#### Data records

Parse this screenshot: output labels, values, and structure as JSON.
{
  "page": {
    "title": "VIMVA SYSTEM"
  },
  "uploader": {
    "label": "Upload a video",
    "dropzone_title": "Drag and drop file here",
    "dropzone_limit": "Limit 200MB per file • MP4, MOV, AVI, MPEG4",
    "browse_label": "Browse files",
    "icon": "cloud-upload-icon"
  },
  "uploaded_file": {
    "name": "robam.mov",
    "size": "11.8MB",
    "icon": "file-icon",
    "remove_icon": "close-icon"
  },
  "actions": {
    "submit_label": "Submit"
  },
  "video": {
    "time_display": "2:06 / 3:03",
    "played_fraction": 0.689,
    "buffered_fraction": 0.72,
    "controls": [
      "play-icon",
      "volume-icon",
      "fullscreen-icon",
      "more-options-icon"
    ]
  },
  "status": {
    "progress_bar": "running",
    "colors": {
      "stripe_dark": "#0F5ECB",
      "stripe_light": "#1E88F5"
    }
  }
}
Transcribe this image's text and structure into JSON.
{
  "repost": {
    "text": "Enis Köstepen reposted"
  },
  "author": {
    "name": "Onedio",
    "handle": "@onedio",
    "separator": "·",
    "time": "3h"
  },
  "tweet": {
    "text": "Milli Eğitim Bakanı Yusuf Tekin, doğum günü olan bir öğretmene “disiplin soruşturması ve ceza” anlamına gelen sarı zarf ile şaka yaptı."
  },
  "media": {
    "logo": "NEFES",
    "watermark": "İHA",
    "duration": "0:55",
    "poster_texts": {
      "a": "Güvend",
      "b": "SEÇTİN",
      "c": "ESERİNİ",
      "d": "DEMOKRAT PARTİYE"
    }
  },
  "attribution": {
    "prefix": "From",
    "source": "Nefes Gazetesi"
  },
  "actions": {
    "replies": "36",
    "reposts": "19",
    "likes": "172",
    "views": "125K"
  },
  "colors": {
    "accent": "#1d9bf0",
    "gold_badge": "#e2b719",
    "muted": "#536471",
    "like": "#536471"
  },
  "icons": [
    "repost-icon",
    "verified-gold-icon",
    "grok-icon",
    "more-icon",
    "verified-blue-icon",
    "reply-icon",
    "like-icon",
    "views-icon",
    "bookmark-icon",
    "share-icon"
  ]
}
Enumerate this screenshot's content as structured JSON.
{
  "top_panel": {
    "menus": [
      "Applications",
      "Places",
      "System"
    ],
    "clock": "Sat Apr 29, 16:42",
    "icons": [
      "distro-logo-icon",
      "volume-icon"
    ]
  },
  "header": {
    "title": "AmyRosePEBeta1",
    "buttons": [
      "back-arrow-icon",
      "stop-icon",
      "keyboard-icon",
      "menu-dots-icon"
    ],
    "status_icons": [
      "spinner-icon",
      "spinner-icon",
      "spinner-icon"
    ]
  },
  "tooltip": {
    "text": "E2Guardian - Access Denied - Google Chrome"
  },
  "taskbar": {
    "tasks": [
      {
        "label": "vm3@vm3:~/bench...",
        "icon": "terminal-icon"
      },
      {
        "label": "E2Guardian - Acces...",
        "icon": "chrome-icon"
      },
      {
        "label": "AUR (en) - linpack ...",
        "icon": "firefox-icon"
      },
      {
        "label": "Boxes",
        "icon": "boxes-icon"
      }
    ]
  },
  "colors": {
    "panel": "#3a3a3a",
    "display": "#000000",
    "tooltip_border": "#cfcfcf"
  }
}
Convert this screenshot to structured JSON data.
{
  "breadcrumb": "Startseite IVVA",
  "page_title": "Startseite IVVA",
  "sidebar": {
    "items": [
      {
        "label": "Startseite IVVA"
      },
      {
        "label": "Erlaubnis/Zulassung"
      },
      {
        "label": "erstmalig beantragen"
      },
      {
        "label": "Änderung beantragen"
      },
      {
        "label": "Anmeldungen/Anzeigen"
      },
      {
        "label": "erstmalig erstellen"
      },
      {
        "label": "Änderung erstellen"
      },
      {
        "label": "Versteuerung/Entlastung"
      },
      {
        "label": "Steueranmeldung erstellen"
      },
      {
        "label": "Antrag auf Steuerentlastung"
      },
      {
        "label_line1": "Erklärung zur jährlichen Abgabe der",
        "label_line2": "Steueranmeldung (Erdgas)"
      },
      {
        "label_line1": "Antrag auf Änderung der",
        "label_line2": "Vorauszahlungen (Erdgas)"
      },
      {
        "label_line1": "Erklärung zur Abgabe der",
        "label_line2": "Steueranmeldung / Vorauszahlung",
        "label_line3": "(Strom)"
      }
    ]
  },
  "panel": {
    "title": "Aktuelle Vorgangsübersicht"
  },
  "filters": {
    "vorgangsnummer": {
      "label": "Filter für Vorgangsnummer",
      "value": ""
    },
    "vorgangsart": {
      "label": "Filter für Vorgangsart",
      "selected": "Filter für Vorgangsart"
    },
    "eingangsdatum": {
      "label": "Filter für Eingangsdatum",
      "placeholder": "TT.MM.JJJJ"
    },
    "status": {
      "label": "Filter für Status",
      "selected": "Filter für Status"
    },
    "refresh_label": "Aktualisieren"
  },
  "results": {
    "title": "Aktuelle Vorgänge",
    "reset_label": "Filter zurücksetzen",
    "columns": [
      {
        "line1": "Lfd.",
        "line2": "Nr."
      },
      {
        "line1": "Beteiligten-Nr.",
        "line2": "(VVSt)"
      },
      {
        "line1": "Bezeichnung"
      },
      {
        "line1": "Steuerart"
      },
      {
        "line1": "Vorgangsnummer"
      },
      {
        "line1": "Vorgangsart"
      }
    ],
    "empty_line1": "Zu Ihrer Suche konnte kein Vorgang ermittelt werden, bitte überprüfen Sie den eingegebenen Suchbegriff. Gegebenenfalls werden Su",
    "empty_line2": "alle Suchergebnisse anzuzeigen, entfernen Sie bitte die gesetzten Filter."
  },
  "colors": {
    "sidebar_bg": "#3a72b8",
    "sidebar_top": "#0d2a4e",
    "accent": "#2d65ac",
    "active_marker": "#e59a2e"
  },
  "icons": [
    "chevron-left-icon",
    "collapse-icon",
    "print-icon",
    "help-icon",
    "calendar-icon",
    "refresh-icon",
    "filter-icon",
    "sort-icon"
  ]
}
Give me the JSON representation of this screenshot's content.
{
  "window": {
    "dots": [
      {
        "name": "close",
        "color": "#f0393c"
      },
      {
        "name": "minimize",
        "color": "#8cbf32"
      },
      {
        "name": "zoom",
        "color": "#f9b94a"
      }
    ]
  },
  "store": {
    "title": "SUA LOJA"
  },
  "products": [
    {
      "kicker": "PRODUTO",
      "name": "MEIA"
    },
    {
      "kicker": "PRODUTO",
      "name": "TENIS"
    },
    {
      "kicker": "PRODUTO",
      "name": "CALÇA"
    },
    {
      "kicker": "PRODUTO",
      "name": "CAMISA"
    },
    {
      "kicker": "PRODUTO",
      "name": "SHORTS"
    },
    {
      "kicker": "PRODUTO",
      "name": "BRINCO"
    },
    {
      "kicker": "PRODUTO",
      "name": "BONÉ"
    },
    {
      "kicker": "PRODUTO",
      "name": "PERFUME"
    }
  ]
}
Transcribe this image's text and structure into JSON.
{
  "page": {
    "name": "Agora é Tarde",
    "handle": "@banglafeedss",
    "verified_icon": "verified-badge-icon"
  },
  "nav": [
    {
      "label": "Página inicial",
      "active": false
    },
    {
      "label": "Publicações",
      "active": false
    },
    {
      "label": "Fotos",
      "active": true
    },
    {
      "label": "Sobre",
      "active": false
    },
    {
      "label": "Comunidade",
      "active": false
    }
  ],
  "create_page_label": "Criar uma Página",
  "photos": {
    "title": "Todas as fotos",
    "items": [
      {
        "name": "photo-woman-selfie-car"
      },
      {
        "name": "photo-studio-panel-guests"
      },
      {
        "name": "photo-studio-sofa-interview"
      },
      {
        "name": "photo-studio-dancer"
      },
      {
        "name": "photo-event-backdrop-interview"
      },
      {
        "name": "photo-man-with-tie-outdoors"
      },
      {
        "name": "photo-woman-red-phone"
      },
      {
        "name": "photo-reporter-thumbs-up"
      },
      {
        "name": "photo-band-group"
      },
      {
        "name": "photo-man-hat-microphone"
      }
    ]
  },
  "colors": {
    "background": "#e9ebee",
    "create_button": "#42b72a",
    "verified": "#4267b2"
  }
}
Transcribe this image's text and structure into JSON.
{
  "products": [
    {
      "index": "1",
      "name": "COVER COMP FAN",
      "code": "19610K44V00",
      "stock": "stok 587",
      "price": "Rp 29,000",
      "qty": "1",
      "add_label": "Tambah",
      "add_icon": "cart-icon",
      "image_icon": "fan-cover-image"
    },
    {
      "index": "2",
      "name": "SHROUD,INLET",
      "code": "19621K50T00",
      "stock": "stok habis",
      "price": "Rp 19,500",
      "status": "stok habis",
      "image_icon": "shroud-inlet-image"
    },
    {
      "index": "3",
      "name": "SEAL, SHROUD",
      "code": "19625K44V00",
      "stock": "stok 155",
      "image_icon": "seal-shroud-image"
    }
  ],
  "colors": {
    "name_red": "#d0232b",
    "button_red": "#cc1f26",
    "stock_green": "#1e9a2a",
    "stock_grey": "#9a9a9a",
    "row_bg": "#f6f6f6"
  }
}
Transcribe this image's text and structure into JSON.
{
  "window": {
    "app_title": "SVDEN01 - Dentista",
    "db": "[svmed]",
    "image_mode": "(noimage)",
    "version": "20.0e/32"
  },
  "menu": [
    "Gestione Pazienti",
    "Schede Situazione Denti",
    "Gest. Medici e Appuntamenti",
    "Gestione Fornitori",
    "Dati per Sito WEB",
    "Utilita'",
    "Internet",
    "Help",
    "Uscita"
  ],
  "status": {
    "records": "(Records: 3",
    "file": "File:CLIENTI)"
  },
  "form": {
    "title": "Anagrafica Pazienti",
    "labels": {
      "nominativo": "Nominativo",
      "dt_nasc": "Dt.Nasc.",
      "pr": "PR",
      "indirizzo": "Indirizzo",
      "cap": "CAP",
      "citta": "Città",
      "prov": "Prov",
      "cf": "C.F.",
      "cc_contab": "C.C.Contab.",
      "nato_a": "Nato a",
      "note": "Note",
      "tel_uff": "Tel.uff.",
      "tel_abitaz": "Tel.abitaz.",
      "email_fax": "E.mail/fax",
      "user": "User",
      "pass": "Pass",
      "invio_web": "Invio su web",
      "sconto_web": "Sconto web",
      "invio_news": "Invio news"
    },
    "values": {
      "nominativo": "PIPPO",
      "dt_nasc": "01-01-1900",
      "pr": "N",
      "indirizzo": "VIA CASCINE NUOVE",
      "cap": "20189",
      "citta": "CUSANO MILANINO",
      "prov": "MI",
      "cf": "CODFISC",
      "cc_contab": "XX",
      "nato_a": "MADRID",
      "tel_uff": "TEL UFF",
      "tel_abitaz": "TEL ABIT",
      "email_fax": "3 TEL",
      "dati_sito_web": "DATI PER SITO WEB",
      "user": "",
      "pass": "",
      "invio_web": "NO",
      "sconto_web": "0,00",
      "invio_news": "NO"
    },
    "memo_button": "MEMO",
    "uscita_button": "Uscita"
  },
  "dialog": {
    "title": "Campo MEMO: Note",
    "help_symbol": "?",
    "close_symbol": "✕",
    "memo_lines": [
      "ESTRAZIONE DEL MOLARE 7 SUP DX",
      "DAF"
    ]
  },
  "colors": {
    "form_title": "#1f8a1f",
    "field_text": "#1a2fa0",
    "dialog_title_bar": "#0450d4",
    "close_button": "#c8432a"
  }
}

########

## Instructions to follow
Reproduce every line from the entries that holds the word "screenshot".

## Response box
Parse this screenshot: output labels, values, and structure as JSON.
Enumerate this screenshot's content as structured JSON.
Convert this screenshot to structured JSON data.
Give me the JSON representation of this screenshot's content.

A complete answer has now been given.